Organizer also has a very versatile and elaborate built-in backup system for your photos. It’s easy to backup to a hard drive, a CD or a DVD. You can choose to backup your catalog only or include your files. If you choose to move your files to a CD, the program will name the CD so that when you at some future date click on a thumbnail of an archived file it will tell you the name of the CD that you have to load in order to retrieve the file.
In summary, the Organizer is a very powerful tool that you will probably love or hate, but even if you hate it, you’ll probably find some of the features quite useful.
Quick Fix Window: The Quick Fix Window is probably the most significant feature that has been added to Elements. For the first time user of Elements, it allows correction and enhancement of photos by pressing a button and, with the pictures placed side-by-side, it greatly eases the job of fine-tuning the photo. You are able to make significant improvements to your pictures while knowing little or nothing about the process. It allows you to do some positive work while learning the system. I’m sure longtime users will often start at this page to adjust things like shadows and highlights to take advantage of the side-by-side feature.
This window contains a group of four tools from the Standard Edit screen. They operate the same in both edit windows and have the same keyboard shortcuts. The Zoom and Hand Tools are the same tools found in many programs that allow you to enlarge and shrink the image and to move it about the work space. The Cropping Tool allows you to crop a rectangle or an ellipse. You can set the exact size or the proportions of the sides of the rectangle. The Red Eye tool works better than any I’ve used in removing the pesky red eye from your photos and normally requires only one click per eye. If you don’t like the results, you can undo, then adjust the darkness and pupil size and click again and continue until you have the results you want.
The Quick Fix Control Panel below is where most of the editing adjustment takes place. The Smart Fix command is what most of the excitement concerning this window is all about. With one click, the command automatically adjusts the picture’s lighting, color and contrast. If you are happy with the results, you can move on to the next photo. If it needs sharpening, you can move that tool first. If you are not happy with the Smart Fix command results, you can undo it and try using the Smart Fix slider by gradually changing the amount. Sometimes Smart Fix will not be smart enough to satisfy you and you can undo the results and work through each of the Levels, Contrast and Color Auto buttons, or the slides for each, to satisfy your eye. Of course, you still have the option of moving to the Standard Edit window, where you can take advantage of the wealth of tools and even the famous layer system with all of the selection tools to “fine tune” your job.

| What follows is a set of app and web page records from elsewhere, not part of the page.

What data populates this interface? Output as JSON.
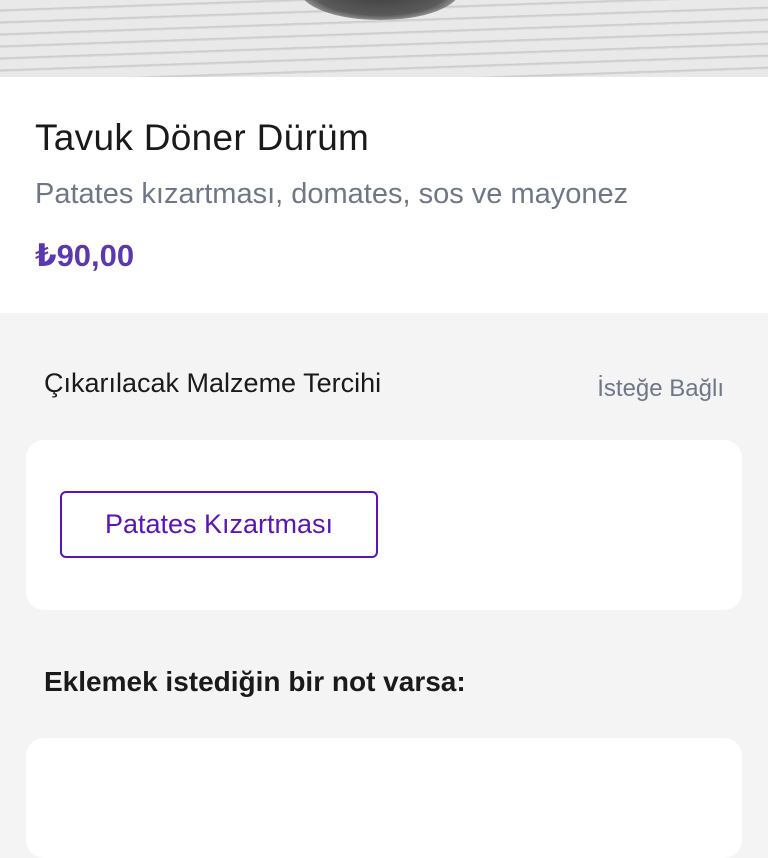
{
  "product": {
    "title": "Tavuk Döner Dürüm",
    "description": "Patates kızartması, domates, sos ve mayonez",
    "price": "₺90,00"
  },
  "removal_section": {
    "title": "Çıkarılacak Malzeme Tercihi",
    "optional_label": "İsteğe Bağlı",
    "options": [
      "Patates Kızartması"
    ]
  },
  "note_section": {
    "title": "Eklemek istediğin bir not varsa:"
  },
  "colors": {
    "accent": "#5b14b8",
    "price": "#5a38b0",
    "muted_text": "#6f7787",
    "background": "#f4f4f5"
  }
}
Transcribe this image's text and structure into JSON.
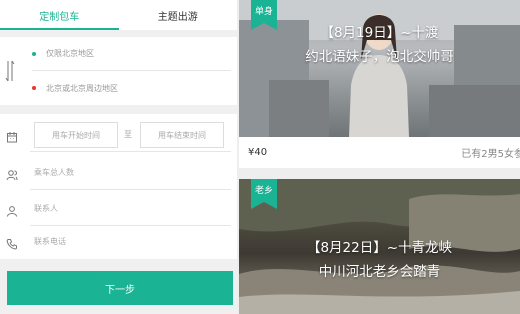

Summary: I’ve tried to cover the significant changes that have been included in Photoshop Elements 3. As I’ve mentioned, this article doesn’t begin to touch on the total capabilities of Photoshop Elements 1, 2 or 3. There is massive help and an extensive tutorial system available in Elements to help you utilize its many capabilities. There are also many publications that provide even more insight into the use of all of the available tools. I purchased the O’Reilly book Photoshop Elements 3: The Missing Manual by Barbara Brundage. It is an excellent and well organized manual for Photoshop Elements 3. It’s available on Amazon.com for about $13 below list price. (If you purchase any books from Amazon.com, don’t forget to go through the TPCUG web site.)u